▶ **Required work**: Count the lines of the listing below where "iconfont" shows up, and please answer with that number only.

*** Opening of Data provided ***

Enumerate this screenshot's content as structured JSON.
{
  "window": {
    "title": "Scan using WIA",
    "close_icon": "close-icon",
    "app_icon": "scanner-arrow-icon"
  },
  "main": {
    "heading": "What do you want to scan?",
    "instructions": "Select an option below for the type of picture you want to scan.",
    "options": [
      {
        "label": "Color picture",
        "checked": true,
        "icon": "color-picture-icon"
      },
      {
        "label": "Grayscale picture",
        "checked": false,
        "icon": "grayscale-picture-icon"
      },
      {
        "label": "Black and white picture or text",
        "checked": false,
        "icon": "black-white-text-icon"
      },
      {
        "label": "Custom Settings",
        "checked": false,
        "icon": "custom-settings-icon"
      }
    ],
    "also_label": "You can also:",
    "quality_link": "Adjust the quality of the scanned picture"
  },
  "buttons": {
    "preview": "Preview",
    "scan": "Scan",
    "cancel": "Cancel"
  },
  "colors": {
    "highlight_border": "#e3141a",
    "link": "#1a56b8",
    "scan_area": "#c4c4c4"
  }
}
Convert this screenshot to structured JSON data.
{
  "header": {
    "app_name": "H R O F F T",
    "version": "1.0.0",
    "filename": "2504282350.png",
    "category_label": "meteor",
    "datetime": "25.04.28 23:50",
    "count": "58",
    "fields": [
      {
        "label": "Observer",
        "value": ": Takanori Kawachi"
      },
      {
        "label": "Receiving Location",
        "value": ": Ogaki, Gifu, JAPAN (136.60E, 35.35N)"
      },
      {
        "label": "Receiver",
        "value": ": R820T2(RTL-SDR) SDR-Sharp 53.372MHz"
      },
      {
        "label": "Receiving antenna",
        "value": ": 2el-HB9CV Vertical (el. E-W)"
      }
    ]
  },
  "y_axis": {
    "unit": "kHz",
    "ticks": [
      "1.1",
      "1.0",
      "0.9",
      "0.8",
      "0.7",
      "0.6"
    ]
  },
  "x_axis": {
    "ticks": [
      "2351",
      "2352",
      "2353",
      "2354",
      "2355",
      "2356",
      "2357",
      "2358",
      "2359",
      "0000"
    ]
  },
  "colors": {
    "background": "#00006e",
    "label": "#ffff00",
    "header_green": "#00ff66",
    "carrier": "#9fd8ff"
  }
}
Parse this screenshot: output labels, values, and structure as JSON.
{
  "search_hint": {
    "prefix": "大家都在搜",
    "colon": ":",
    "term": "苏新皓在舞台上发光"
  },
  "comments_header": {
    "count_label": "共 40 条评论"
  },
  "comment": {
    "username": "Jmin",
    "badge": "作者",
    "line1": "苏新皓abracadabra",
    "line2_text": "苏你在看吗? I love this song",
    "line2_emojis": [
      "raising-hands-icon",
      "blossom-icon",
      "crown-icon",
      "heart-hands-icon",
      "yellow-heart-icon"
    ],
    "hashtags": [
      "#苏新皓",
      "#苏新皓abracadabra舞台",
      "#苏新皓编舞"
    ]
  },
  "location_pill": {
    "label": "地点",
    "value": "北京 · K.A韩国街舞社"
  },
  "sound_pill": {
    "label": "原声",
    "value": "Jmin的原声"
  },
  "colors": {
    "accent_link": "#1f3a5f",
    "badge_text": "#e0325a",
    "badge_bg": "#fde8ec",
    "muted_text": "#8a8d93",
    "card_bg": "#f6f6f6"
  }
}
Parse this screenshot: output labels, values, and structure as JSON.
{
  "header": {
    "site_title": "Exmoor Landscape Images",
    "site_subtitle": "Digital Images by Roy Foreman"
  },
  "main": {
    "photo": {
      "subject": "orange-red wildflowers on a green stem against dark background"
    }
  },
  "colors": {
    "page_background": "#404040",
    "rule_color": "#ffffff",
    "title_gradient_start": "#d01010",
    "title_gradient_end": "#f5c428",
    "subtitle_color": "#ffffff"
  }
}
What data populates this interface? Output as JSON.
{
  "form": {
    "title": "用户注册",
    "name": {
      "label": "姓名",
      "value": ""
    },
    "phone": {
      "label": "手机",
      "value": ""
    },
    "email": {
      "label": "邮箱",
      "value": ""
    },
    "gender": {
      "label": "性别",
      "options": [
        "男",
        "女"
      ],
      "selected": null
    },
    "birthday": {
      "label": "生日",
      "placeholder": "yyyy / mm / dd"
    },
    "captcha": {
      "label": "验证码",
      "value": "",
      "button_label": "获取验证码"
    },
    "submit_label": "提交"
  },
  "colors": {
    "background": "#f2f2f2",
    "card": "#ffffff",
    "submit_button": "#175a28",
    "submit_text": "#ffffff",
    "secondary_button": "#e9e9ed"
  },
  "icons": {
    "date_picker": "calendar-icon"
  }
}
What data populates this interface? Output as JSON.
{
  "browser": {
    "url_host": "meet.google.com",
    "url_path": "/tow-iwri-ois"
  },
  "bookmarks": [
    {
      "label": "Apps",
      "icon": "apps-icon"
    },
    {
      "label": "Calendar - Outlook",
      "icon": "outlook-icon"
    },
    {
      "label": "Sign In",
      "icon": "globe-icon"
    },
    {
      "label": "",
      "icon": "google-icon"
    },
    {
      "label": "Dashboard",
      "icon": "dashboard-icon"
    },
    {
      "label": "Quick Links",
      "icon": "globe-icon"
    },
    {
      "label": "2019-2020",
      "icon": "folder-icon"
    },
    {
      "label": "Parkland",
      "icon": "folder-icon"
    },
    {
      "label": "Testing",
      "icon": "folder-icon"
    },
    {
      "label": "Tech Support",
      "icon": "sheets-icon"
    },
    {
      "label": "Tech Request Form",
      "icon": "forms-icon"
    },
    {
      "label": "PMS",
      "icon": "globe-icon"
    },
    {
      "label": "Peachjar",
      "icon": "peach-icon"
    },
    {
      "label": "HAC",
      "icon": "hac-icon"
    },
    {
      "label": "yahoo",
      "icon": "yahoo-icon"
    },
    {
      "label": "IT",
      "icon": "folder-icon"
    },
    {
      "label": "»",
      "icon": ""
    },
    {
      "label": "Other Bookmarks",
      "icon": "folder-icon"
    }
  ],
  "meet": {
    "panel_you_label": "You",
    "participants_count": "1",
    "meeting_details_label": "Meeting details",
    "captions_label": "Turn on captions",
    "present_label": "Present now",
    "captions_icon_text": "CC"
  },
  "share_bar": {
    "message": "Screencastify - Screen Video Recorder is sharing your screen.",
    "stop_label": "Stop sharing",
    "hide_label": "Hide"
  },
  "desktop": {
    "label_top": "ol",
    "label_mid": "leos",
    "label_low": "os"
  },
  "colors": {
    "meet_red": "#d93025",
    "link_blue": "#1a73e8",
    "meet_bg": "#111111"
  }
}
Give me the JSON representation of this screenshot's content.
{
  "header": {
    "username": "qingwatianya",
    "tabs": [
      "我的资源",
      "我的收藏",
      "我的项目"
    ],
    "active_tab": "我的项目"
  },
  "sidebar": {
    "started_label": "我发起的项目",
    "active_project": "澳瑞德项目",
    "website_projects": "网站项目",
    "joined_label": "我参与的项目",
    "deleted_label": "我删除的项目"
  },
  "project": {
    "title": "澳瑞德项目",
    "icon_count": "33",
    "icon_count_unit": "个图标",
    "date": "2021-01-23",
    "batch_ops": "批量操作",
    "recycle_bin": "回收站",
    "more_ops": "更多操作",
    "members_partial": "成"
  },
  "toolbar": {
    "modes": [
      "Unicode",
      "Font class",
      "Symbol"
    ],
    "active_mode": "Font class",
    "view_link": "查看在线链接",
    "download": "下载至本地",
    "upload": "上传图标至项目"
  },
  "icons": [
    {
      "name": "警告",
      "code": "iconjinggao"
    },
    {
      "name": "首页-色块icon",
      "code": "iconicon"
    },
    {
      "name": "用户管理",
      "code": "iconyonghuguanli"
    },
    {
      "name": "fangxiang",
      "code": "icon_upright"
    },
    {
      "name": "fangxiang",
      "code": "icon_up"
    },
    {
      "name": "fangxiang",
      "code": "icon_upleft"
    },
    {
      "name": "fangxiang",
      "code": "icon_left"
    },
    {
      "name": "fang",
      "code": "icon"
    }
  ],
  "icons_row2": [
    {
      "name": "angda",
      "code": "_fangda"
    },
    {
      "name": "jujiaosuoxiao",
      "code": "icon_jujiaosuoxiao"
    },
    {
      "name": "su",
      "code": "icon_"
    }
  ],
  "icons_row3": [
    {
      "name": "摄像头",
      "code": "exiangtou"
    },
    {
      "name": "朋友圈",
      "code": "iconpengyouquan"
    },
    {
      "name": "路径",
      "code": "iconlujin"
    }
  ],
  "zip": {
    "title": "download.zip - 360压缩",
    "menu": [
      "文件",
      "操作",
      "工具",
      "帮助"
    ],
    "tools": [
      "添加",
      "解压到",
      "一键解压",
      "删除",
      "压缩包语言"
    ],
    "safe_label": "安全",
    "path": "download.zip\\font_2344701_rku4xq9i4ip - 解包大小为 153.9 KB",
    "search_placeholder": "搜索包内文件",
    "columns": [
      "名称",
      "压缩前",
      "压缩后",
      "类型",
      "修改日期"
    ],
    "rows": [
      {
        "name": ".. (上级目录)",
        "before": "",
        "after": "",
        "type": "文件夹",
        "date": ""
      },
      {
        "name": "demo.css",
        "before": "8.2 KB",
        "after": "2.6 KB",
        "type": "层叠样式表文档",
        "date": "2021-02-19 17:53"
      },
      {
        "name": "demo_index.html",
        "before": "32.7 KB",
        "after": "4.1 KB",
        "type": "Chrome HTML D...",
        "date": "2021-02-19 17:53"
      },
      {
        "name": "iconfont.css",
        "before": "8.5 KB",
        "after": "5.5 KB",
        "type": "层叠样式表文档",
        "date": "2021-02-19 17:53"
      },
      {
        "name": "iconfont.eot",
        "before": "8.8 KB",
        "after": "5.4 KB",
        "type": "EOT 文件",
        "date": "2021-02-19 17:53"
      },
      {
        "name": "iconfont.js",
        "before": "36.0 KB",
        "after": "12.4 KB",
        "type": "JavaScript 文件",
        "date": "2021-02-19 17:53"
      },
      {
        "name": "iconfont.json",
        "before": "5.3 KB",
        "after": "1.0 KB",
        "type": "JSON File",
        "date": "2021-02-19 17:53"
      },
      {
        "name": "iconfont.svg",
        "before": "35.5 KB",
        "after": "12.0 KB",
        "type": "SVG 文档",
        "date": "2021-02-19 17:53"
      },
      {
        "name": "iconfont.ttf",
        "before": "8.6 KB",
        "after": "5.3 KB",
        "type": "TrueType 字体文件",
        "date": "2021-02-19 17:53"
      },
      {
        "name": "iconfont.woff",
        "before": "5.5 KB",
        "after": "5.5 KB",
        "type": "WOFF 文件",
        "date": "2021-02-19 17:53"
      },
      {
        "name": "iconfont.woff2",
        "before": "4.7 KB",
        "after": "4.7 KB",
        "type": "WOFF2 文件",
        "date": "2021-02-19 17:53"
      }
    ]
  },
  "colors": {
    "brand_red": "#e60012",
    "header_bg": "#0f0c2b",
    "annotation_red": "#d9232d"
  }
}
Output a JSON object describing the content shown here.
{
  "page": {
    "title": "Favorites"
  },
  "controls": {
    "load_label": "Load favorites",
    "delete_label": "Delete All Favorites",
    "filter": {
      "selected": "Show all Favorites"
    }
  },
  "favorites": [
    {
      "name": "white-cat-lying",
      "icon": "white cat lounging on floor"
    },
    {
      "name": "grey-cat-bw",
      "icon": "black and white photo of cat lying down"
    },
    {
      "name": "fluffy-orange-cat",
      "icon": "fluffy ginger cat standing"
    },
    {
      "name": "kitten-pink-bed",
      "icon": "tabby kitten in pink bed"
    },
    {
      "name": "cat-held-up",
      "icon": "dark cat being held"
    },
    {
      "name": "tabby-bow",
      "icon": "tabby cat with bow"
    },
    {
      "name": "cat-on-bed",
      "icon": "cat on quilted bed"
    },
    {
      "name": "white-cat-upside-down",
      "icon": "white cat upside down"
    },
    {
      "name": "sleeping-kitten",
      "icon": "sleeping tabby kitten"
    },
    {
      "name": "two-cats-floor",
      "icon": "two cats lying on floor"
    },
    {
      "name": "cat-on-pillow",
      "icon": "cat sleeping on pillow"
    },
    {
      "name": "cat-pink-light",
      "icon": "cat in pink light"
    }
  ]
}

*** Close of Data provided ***

▶ **Output for this exercise**: 8